What needs to be done -> Report every line of the records that contains the word "data".
Start of Record extracts
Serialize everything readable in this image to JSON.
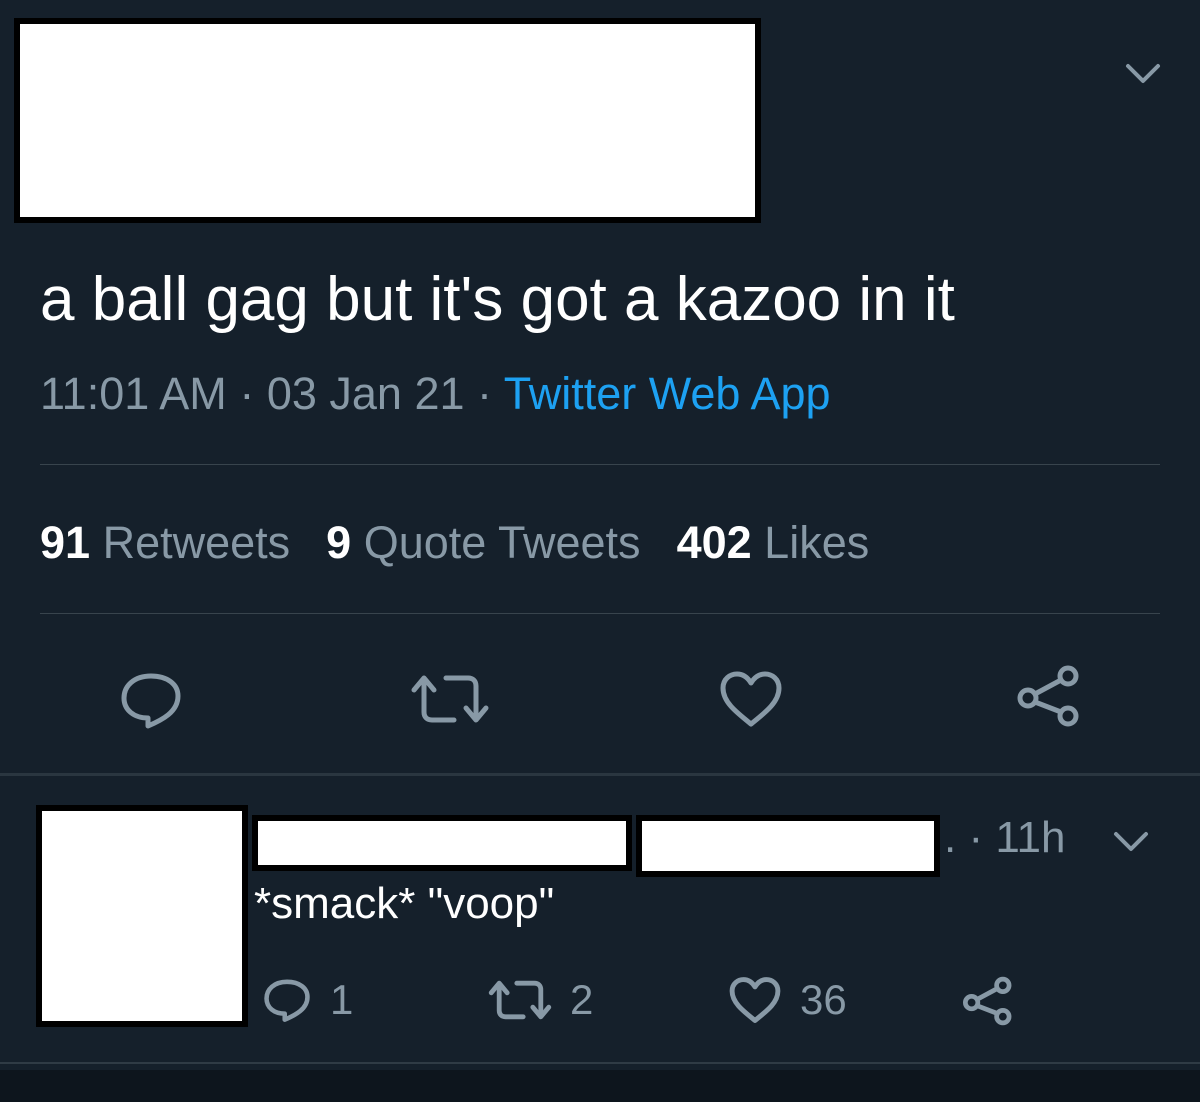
{
  "tweet": {
    "text": "a ball gag but it's got a kazoo in it",
    "time": "11:01 AM",
    "date": "03 Jan 21",
    "separator": "·",
    "source": "Twitter Web App",
    "stats": {
      "retweets_count": "91",
      "retweets_label": "Retweets",
      "quotes_count": "9",
      "quotes_label": "Quote Tweets",
      "likes_count": "402",
      "likes_label": "Likes"
    }
  },
  "reply": {
    "time_prefix": ". ·",
    "time": "11h",
    "text": "*smack* \"voop\"",
    "reply_count": "1",
    "retweet_count": "2",
    "like_count": "36"
  },
  "colors": {
    "background": "#15202b",
    "text_primary": "#ffffff",
    "text_secondary": "#8899a6",
    "accent": "#1da1f2",
    "divider": "#38444d"
  },
  "icons": [
    "chevron-down-icon",
    "reply-icon",
    "retweet-icon",
    "like-icon",
    "share-icon"
  ]
}
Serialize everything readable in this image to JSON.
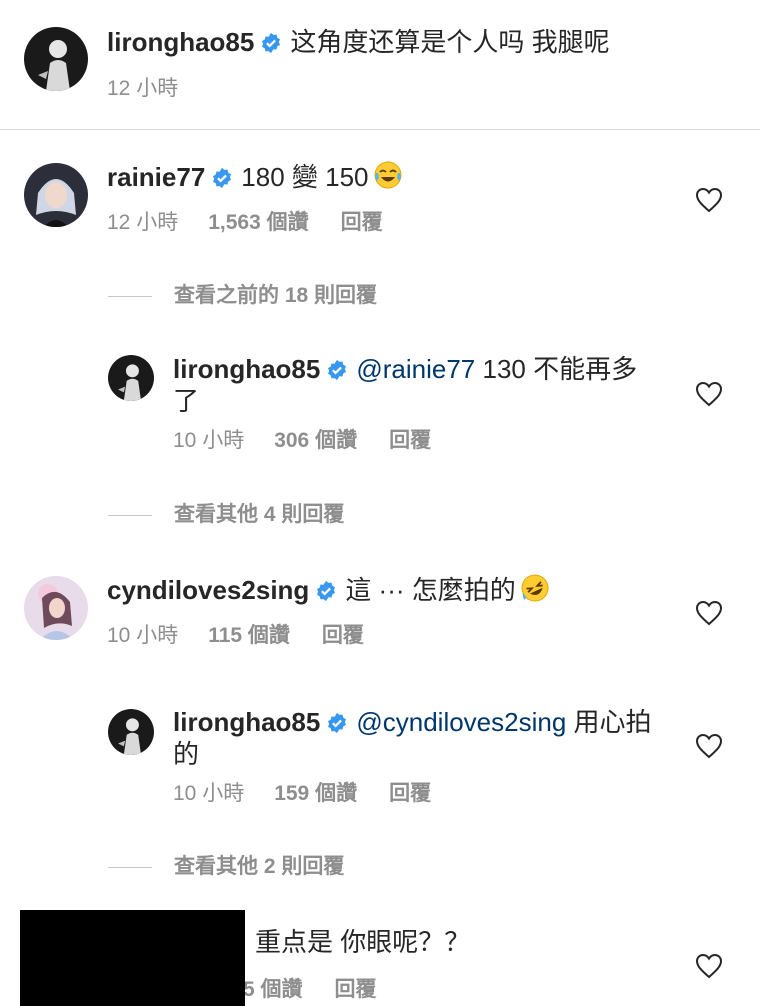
{
  "caption": {
    "username": "lironghao85",
    "text": "这角度还算是个人吗 我腿呢",
    "time": "12 小時"
  },
  "comments": [
    {
      "username": "rainie77",
      "text": "180 變 150",
      "emoji": "laughing-tears-emoji",
      "time": "12 小時",
      "likes": "1,563 個讚",
      "reply": "回覆"
    },
    {
      "view_more": "查看之前的 18 則回覆"
    },
    {
      "username": "lironghao85",
      "mention": "@rainie77",
      "text": " 130 不能再多了",
      "time": "10 小時",
      "likes": "306 個讚",
      "reply": "回覆"
    },
    {
      "view_more": "查看其他 4 則回覆"
    },
    {
      "username": "cyndiloves2sing",
      "text": "這 ··· 怎麼拍的",
      "emoji": "rolling-laughing-emoji",
      "time": "10 小時",
      "likes": "115 個讚",
      "reply": "回覆"
    },
    {
      "username": "lironghao85",
      "mention": "@cyndiloves2sing",
      "text": " 用心拍的",
      "time": "10 小時",
      "likes": "159 個讚",
      "reply": "回覆"
    },
    {
      "view_more": "查看其他 2 則回覆"
    },
    {
      "text": "重点是 你眼呢？？",
      "likes": "5 個讚",
      "reply": "回覆"
    }
  ],
  "colors": {
    "verified": "#3897f0",
    "mention": "#00376b",
    "meta": "#8e8e8e",
    "text": "#262626"
  }
}
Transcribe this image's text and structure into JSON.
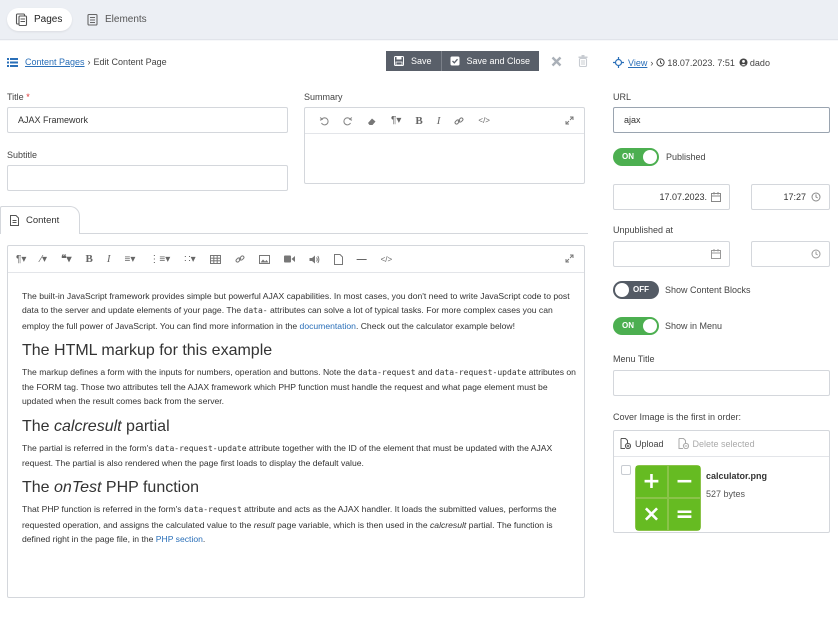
{
  "top_tabs": [
    {
      "label": "Pages",
      "active": true
    },
    {
      "label": "Elements",
      "active": false
    }
  ],
  "breadcrumb": {
    "root": "Content Pages",
    "separator": "›",
    "current": "Edit Content Page"
  },
  "toolbar": {
    "save": "Save",
    "save_and_close": "Save and Close"
  },
  "meta": {
    "view": "View",
    "separator": "›",
    "timestamp": "18.07.2023. 7:51",
    "user": "dado"
  },
  "fields": {
    "title_label": "Title",
    "title_required": "*",
    "title_value": "AJAX Framework",
    "subtitle_label": "Subtitle",
    "subtitle_value": "",
    "summary_label": "Summary",
    "url_label": "URL",
    "url_value": "ajax"
  },
  "published": {
    "toggle_text": "ON",
    "label": "Published",
    "date": "17.07.2023.",
    "time": "17:27"
  },
  "unpublished": {
    "label": "Unpublished at",
    "date": "",
    "time": ""
  },
  "content_blocks": {
    "toggle_text": "OFF",
    "label": "Show Content Blocks"
  },
  "show_in_menu": {
    "toggle_text": "ON",
    "label": "Show in Menu"
  },
  "menu_title": {
    "label": "Menu Title",
    "value": ""
  },
  "cover": {
    "label": "Cover Image is the first in order:",
    "upload": "Upload",
    "delete_selected": "Delete selected",
    "file_name": "calculator.png",
    "file_size": "527 bytes"
  },
  "content_tab": "Content",
  "content": {
    "p1_a": "The built-in JavaScript framework provides simple but powerful AJAX capabilities. In most cases, you don't need to write JavaScript code to post data to the server and update elements of your page. The ",
    "p1_code": "data-",
    "p1_b": " attributes can solve a lot of typical tasks. For more complex cases you can employ the full power of JavaScript. You can find more information in the ",
    "p1_link": "documentation",
    "p1_c": ". Check out the calculator example below!",
    "h1": "The HTML markup for this example",
    "p2_a": "The markup defines a form with the inputs for numbers, operation and buttons. Note the ",
    "p2_code1": "data-request",
    "p2_b": " and ",
    "p2_code2": "data-request-update",
    "p2_c": " attributes on the FORM tag. Those two attributes tell the AJAX framework which PHP function must handle the request and what page element must be updated when the result comes back from the server.",
    "h2_a": "The ",
    "h2_em": "calcresult",
    "h2_b": " partial",
    "p3_a": "The partial is referred in the form's ",
    "p3_code": "data-request-update",
    "p3_b": " attribute together with the ID of the element that must be updated with the AJAX request. The partial is also rendered when the page first loads to display the default value.",
    "h3_a": "The ",
    "h3_em": "onTest",
    "h3_b": " PHP function",
    "p4_a": "That PHP function is referred in the form's ",
    "p4_code": "data-request",
    "p4_b": " attribute and acts as the AJAX handler. It loads the submitted values, performs the requested operation, and assigns the calculated value to the ",
    "p4_em1": "result",
    "p4_c": " page variable, which is then used in the ",
    "p4_em2": "calcresult",
    "p4_d": " partial. The function is defined right in the page file, in the ",
    "p4_link": "PHP section",
    "p4_e": "."
  },
  "colors": {
    "accent": "#2a6fb8",
    "toggle_on": "#4caf50",
    "toggle_off": "#545b65",
    "save_button": "#595f69",
    "required": "#dd3333"
  },
  "icons": {
    "pages": "pages-icon",
    "elements": "elements-icon",
    "list": "list-icon",
    "save": "save-icon",
    "save_close": "check-icon",
    "close": "close-icon",
    "trash": "trash-icon",
    "view": "view-icon",
    "history": "history-icon",
    "user": "user-icon",
    "calendar": "calendar-icon",
    "clock": "clock-icon",
    "upload": "upload-icon",
    "delete": "delete-icon"
  }
}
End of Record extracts
Output below ->
    "p1_a": "The built-in JavaScript framework provides simple but powerful AJAX capabilities. In most cases, you don't need to write JavaScript code to post data to the server and update elements of your page. The ",
    "p1_code": "data-",
    "p2_code1": "data-request",
    "p2_code2": "data-request-update",
    "p3_code": "data-request-update",
    "p4_code": "data-request",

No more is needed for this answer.